_THE TASK_
In the entries that follow, how many lines include the string "this"? The answer is the number only.

***** THE DATA

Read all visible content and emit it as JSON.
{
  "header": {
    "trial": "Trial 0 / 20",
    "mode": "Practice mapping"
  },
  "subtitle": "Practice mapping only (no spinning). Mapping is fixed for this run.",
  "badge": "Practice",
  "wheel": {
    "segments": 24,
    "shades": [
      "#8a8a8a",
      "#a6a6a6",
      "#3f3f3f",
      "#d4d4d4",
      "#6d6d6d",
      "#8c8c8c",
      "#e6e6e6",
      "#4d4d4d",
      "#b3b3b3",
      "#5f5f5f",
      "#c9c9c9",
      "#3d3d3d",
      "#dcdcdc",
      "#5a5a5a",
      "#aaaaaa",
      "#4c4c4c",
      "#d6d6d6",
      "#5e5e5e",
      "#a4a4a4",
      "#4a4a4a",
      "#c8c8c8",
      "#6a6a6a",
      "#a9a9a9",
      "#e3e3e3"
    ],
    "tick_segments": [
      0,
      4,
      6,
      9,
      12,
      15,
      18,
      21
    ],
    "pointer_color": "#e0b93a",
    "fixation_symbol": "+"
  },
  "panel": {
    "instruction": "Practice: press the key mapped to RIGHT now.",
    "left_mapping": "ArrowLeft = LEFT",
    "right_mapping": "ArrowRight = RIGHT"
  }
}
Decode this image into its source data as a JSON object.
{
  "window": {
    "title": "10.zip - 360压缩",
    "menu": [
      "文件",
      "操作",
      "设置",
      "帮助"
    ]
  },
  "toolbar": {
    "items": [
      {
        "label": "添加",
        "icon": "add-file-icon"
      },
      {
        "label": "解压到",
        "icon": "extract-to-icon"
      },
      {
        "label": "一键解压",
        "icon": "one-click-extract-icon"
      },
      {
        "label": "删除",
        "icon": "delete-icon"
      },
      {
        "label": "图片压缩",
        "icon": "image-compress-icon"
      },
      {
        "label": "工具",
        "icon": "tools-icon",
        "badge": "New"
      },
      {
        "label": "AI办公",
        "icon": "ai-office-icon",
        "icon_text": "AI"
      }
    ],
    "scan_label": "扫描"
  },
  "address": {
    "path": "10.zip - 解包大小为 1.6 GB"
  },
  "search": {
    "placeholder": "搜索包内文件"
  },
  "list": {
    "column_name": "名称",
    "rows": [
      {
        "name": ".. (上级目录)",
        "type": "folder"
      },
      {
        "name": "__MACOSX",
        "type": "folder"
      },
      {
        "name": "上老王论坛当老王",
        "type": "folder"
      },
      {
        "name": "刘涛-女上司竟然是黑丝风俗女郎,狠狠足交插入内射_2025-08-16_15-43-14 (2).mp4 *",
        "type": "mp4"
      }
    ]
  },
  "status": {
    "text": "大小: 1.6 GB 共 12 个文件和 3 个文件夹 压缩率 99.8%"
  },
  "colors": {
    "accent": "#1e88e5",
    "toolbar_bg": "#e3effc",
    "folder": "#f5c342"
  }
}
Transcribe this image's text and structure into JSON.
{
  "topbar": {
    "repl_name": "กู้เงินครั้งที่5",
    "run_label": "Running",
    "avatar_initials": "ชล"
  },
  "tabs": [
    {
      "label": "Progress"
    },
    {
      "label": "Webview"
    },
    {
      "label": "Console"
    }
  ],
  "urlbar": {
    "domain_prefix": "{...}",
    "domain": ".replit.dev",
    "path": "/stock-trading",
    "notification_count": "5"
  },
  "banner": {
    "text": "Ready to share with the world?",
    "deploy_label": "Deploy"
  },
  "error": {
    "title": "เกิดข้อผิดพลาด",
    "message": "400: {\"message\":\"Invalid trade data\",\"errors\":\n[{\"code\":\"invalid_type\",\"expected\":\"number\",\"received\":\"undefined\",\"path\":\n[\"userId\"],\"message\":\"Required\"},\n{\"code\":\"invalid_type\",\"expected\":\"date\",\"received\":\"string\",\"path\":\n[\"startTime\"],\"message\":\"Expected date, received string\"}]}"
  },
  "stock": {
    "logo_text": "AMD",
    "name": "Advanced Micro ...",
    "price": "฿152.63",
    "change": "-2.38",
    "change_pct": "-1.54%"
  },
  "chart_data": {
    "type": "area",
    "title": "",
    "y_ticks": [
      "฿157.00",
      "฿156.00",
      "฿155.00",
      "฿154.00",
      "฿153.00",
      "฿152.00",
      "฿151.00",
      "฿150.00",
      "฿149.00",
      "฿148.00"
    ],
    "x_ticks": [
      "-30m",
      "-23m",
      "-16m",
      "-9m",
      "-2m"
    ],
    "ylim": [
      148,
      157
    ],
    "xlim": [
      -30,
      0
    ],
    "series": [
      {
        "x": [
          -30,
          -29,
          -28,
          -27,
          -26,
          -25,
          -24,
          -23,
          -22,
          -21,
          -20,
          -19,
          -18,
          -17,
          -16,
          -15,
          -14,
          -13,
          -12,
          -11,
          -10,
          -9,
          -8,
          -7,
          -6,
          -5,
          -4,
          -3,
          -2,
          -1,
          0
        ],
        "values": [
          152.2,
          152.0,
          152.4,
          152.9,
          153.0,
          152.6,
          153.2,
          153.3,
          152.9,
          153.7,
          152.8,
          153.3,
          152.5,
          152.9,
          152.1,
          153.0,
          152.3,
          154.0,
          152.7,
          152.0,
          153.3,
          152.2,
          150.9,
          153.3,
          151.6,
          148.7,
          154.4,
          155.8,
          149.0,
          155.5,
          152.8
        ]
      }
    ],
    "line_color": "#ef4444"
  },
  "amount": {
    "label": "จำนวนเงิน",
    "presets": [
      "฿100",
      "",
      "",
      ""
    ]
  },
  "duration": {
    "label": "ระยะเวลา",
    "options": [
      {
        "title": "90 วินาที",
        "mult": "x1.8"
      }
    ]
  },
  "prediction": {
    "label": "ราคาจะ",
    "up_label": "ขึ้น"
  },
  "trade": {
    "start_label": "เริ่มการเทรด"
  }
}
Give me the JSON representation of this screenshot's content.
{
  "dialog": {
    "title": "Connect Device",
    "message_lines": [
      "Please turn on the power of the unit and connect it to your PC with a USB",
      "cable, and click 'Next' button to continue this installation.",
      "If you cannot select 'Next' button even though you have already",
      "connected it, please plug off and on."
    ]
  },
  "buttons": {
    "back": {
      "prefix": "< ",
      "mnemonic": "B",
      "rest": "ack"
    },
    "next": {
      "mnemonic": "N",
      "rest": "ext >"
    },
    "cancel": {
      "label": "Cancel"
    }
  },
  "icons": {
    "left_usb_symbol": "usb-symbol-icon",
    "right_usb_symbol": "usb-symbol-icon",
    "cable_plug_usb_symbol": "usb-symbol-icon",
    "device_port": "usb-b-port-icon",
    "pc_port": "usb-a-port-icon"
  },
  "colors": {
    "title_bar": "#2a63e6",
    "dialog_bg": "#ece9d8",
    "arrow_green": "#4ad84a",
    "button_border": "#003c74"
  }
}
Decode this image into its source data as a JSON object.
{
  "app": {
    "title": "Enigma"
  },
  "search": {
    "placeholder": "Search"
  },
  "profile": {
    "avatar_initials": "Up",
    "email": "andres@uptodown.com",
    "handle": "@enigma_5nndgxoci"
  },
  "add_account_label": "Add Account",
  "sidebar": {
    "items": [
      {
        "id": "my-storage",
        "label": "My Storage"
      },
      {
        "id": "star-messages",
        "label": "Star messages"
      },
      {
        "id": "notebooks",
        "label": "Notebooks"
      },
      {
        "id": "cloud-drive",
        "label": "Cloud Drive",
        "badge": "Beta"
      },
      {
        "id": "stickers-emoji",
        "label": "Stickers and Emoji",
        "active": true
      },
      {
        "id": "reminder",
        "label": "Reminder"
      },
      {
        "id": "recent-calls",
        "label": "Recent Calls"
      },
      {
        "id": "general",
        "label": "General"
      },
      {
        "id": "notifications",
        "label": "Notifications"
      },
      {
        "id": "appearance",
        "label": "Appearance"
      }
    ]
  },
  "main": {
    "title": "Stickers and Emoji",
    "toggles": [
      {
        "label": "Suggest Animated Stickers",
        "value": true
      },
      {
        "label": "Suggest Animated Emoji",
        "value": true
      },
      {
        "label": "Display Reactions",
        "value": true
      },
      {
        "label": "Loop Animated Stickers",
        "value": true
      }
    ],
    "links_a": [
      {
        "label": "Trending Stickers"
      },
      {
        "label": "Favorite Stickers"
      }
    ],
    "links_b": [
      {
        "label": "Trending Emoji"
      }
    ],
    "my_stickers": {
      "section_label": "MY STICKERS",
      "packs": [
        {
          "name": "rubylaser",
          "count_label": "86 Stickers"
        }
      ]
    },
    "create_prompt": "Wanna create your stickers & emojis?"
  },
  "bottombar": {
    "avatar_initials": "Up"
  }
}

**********

_FINISHED TASK_
6